• [EXERCISE DIRECTIONS]: All of the entries are to be repeated exactly, with no pictures included.

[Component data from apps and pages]
──────────

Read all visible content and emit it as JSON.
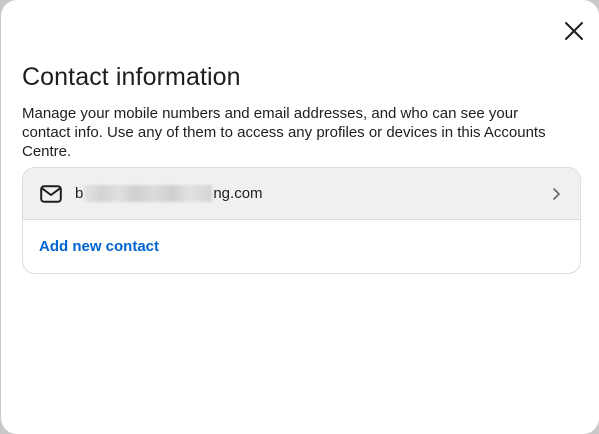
{
  "dialog": {
    "title": "Contact information",
    "description": "Manage your mobile numbers and email addresses, and who can see your contact info. Use any of them to access any profiles or devices in this Accounts Centre.",
    "close_icon": "close-icon"
  },
  "contacts": [
    {
      "icon": "mail-icon",
      "email_prefix": "b",
      "email_suffix": "ng.com",
      "redacted": true,
      "chevron_icon": "chevron-right-icon"
    }
  ],
  "actions": {
    "add_contact_label": "Add new contact"
  },
  "colors": {
    "text": "#1c1e21",
    "link": "#0064d1",
    "row_bg": "#f0f0f0",
    "border": "#dadde1"
  }
}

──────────

• [RESPONSE BOX]:
Read all visible content and emit it as JSON.
{
  "dialog": {
    "title": "Contact information",
    "description": "Manage your mobile numbers and email addresses, and who can see your contact info. Use any of them to access any profiles or devices in this Accounts Centre.",
    "close_icon": "close-icon"
  },
  "contacts": [
    {
      "icon": "mail-icon",
      "email_prefix": "b",
      "email_suffix": "ng.com",
      "redacted": true,
      "chevron_icon": "chevron-right-icon"
    }
  ],
  "actions": {
    "add_contact_label": "Add new contact"
  },
  "colors": {
    "text": "#1c1e21",
    "link": "#0064d1",
    "row_bg": "#f0f0f0",
    "border": "#dadde1"
  }
}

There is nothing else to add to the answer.